Pull every line holding the string "char" from the records below.

━━━━━━

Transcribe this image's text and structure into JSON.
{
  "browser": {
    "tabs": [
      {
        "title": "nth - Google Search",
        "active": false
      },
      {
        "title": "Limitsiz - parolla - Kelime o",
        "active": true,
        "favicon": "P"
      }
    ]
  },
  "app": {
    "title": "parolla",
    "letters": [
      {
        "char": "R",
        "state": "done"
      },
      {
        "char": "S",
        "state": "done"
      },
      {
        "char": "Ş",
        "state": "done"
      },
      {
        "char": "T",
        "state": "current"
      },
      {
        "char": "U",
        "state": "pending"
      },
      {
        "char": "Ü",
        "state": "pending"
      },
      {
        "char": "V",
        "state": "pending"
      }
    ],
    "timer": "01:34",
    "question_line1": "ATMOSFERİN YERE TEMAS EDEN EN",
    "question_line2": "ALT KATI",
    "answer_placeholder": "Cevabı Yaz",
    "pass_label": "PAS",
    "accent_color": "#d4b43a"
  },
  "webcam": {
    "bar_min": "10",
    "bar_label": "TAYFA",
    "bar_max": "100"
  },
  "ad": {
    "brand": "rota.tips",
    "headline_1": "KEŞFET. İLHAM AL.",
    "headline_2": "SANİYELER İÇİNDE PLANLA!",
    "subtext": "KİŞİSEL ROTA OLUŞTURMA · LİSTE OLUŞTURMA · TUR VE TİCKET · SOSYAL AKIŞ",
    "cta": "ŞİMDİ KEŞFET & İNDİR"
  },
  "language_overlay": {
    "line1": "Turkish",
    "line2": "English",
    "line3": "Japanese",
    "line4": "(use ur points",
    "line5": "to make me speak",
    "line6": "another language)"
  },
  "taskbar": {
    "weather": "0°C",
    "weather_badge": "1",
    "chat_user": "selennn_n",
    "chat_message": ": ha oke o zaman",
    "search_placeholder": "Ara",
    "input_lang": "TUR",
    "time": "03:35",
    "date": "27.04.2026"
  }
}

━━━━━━

◆ ANSWER BELOW:
        "char": "R",
        "char": "S",
        "char": "Ş",
        "char": "T",
        "char": "U",
        "char": "Ü",
        "char": "V",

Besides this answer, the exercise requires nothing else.